Alameda is another spot that works for riders of nearly every level with waist deep water. From the city, drive across the bridge to Alameda Beach where there's a stretch of sandy beach where you can pump up and ride. There are posted rules for kiteboarding in this spot, so make sure to read and respect the rules!! You can also chat to any of the local riders on the spot for help with launching and landing and any inside info that you may want before you get on the water. Expect semi flat to lightly choppy water with warmer water conditions than the California coast. If you're looking for kite lessons, Boardsports California are the crew to contact for this spot.

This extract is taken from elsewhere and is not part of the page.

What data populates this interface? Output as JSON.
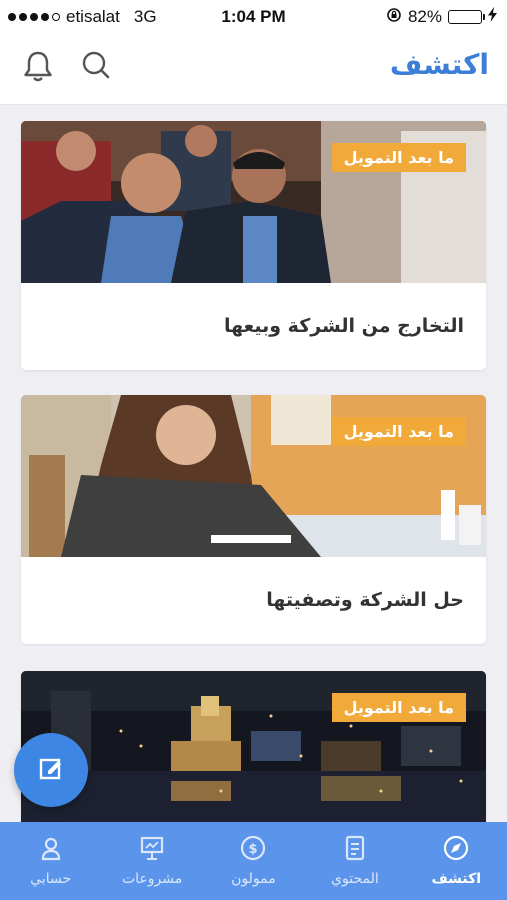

Pittsburg is a lesser known spot that's only about an hour from downtown San Francisco, but offers some nice conditions in a unique environment. Drive into Riverview Park and walk out onto the rocky spit which is also the launch area. This is a spot where you definitely need a kite buddy to help with launch and landing in the tight space. Perfect kite control is ideal here as there are lots of rock and obstacles in the launch area. You'll have to walk down a concrete ramp but step carefully as it can get slippery. You also need to be able to get back to your takeoff point, or you'll be facing a very difficult swim and hike back to town through tall grass. In this spot, knowledge of the ebb and flood tides is essential. What looks like an 18 knot day can turn into an apparent wind of 6 knots or 30 knots based on how fast the water is moving and which direction. This is a spot that is ideal for foilers who can float above the moving water.
Sherman Island is about 2 hours drive from San Francisco and is a spot that we have covered in a previous edition of Destinations. This spot has a difficult launch, but amazing conditions once you're on the water. Check out the detailed spot guide here.

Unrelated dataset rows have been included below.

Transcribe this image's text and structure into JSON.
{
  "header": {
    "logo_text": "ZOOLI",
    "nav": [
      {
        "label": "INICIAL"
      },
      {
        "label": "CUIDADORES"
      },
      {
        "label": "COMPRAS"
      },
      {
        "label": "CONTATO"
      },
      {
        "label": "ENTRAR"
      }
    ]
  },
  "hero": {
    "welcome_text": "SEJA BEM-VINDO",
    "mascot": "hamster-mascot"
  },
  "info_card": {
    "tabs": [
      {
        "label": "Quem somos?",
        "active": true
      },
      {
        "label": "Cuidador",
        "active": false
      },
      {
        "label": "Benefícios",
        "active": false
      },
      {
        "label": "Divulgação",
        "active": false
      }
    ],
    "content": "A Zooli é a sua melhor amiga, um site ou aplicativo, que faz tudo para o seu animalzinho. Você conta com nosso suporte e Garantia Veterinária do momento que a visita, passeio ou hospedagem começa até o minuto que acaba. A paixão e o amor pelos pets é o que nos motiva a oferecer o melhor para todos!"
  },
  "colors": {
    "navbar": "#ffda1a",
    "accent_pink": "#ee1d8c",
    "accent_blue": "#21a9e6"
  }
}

There are several other beaches that are kiteable in the California Bay Area, but we'll leave those spots up to you to discover! As always, practice caution and don't be afraid to ask for help on the beach.

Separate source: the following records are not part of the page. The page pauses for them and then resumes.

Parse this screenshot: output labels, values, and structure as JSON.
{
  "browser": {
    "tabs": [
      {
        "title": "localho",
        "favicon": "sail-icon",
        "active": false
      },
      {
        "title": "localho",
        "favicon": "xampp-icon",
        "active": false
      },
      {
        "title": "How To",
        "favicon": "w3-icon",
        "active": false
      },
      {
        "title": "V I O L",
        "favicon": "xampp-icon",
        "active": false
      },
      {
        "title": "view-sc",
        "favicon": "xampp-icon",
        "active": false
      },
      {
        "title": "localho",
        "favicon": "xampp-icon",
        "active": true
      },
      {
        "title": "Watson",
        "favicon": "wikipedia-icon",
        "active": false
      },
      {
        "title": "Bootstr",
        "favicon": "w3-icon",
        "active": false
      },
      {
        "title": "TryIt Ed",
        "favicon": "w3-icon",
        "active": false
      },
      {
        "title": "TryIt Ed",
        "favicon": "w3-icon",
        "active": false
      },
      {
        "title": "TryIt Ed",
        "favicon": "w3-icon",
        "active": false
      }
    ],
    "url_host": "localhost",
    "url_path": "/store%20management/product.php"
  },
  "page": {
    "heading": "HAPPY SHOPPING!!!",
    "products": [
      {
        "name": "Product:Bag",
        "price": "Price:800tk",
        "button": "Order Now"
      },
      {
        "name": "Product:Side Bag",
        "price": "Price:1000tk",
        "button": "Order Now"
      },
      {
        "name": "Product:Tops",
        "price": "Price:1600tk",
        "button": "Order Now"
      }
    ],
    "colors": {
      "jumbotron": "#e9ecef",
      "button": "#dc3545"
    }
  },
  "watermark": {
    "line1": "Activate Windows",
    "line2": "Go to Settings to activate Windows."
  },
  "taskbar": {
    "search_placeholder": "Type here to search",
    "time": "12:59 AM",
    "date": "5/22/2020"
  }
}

Fly into San Francisco (SFO), San Jose (SJC), or Oakland (OAK) and rent a car. A rental car is necessary to experience the kite spots in the area.
You'll want to practice a high level of travel awareness in the Bay Area, where car break-ins are frequent. Do not leave any valuables in the car anywhere in the Bay Area, and keep your personal belongings out of sight.
Hotels are usually the simplest option in and around the Bay Area, however the prices can be very expensive at peak times. Expect to pay close to $100 per night for the cheapest hotels and up to and over $300 per night for nicer spots. There are also several AirBNB options available.
Without a doubt, these are some of the most incredible kite spots in America. For the experienced kiteboarder, you can be sure to have some unforgettable kiteboarding experiences here. Don't forget to check out the video spot guide for a visual introduction to a couple of the spots in the area.
We look forward to sharing the next Destination with you.
Duotone Kites USA team rider and a MACkite team rider. Originally from Canada, she now calls the entire world her home, playground, and her workplace. She goes where the wind blows - so if you see her at a kite beach somewhere in the world, say hello! Her primary goal is to share her love of kiteboarding and travel and all the lessons learned along the way with the world.
Facebook: Crystal Veness
Written and produced by Ryan (Rygo) Goloversic and Crystal Veness